Alike the mean and mighty fall,1
The prince and peasant die ;2
Time, like a tyrant, levels all,3
And sweeps unheeding by !4
Down to oblivion and decay,5
The countless thousands pass away,6
For one, whose honours high7
Remain—a morning star—to shine,8
With light undying, and divine.9
True—that the world is sunk in crime ;10
That error walks abroad ;11
Yet Virtue ever soars sublime12
O’er every pressing load.13
A cloud may veil the lord of Day,14
But glows he, when it glides away,15
Less brightly than he glowed ?16
Or can opposing tempests bend17
The giant from his journey’s end ?18
Thus is it with the great in soul,19
The mighty of our race,20
Who onward pant to glory’s goal,21
Their only resting place.22
Amid the sapient, and the brave,23
Thy destiny survives the grave,24
Nor e’er shall time efface25
The halo round thine honoured urn,26
Immortal chief of Bannockburn !27
Five centuries have rolled along28
In silence o’er mankind,29
Since thou, in youthful vigour strong,30
As danced upon the wind31
Thy war-crest on the battle eve32
Did’st to the chin De Bohun cleave,33
And all the hosts behind34
Shouted, and hostile camps did view35
With wonder, and with trembling too !36
But yet thy fame hath nobly stemmed37
The cataract of years ;38
In Honour’s sacred temple gemmed39
Thy kingly worth appears ;40
For thou wert not of those, who take41
Delight in impious war, and slake42
Their wrath with human tears ;43
So, when the sword was sheathed, thy mind44
Was gentle as the summer wind.45
Thy Scotland shall forget thee not,46
Brave champion of her right !47
Thou art her praise ; to every Scot48
A glory and delight ;49
And countless thousands yet to come,50

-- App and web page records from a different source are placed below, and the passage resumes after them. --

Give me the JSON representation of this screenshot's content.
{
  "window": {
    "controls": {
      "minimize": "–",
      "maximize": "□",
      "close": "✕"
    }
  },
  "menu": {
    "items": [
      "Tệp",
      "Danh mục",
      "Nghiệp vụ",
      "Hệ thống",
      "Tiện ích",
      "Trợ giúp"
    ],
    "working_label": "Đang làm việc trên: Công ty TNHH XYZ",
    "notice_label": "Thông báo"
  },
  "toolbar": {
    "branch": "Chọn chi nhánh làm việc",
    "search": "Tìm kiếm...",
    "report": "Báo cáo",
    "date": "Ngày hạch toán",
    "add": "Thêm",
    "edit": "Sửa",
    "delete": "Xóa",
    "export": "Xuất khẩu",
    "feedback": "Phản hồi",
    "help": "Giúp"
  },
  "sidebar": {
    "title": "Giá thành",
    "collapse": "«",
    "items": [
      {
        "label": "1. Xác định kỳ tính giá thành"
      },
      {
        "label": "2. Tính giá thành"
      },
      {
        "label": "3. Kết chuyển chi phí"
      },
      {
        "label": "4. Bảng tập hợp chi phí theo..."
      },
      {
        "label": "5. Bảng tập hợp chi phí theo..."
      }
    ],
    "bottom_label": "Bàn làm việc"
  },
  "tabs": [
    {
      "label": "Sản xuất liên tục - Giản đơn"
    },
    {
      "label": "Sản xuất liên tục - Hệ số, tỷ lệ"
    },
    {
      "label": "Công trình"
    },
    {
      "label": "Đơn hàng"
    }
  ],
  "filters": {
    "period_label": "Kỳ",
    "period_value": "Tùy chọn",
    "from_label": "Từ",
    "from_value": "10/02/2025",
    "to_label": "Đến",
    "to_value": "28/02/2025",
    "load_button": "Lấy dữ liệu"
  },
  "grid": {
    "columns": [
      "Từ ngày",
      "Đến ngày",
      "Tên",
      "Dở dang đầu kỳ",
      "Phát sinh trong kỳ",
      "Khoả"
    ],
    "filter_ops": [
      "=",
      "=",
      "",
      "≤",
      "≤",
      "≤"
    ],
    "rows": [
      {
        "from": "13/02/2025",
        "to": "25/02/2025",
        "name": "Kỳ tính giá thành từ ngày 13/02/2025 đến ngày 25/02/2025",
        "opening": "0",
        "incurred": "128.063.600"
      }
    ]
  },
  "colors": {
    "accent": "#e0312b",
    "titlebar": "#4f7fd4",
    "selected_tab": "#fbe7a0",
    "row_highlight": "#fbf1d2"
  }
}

Shall kneel in reverence at thy tomb,51
And kindle at the sight,52
To think that there the dust remains53
Of him that broke his Country’s chains !54